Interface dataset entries
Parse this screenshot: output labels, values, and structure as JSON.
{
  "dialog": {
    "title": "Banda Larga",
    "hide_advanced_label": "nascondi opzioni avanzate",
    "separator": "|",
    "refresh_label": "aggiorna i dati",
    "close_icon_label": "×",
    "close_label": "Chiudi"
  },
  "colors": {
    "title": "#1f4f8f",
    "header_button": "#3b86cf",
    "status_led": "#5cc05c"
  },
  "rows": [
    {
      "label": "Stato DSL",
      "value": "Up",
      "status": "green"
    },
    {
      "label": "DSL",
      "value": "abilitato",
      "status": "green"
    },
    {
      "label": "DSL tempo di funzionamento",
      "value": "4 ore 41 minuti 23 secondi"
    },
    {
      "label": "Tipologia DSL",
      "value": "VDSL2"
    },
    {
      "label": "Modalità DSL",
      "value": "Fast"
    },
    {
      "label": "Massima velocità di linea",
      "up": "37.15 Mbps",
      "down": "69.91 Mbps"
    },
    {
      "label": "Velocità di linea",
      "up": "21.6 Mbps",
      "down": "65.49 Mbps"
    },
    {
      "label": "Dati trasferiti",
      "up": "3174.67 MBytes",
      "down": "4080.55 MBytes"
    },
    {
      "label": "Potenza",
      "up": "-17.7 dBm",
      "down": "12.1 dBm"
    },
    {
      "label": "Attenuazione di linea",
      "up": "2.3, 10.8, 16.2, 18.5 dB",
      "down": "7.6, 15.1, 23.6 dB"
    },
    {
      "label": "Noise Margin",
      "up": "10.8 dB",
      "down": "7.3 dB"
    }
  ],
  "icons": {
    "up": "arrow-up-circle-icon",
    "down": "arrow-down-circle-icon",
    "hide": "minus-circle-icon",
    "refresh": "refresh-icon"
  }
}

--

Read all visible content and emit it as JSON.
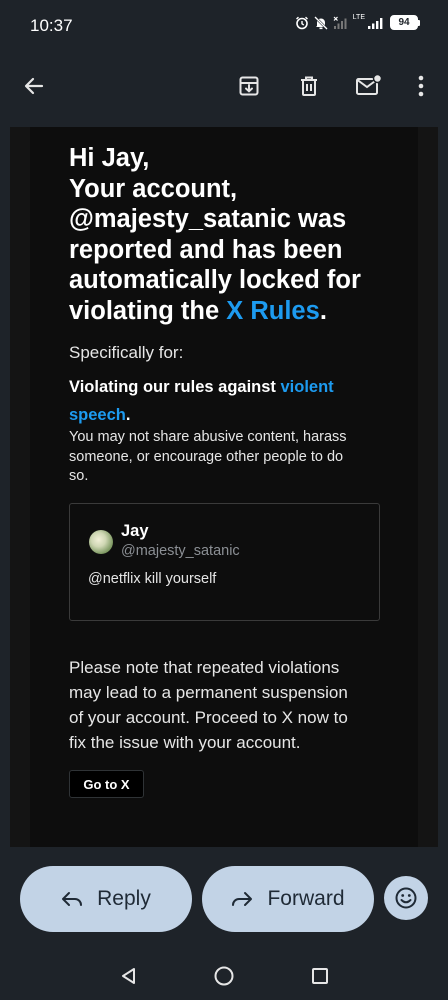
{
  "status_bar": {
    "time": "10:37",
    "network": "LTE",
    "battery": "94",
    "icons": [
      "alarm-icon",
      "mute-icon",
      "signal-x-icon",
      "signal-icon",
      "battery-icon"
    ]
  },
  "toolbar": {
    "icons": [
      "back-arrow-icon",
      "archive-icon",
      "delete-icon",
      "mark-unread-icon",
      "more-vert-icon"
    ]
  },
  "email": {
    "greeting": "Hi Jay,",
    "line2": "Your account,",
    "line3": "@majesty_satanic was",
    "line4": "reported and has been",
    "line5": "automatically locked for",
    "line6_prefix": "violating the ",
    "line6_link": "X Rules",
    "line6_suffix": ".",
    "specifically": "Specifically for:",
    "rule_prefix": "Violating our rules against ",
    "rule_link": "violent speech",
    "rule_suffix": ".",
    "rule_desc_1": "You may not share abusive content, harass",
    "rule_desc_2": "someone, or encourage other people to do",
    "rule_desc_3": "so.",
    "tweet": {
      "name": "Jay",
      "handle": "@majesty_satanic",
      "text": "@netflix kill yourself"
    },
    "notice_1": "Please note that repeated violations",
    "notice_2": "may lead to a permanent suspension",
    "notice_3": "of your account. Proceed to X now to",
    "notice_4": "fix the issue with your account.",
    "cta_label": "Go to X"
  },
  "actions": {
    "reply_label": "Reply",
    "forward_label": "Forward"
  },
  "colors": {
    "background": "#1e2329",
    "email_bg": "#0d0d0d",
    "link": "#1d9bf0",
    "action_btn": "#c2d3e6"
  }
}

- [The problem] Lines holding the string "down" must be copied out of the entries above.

- [Problem solution]
      "down": "69.91 Mbps"
      "down": "65.49 Mbps"
      "down": "4080.55 MBytes"
      "down": "12.1 dBm"
      "down": "7.6, 15.1, 23.6 dB"
      "down": "7.3 dB"
    "down": "arrow-down-circle-icon",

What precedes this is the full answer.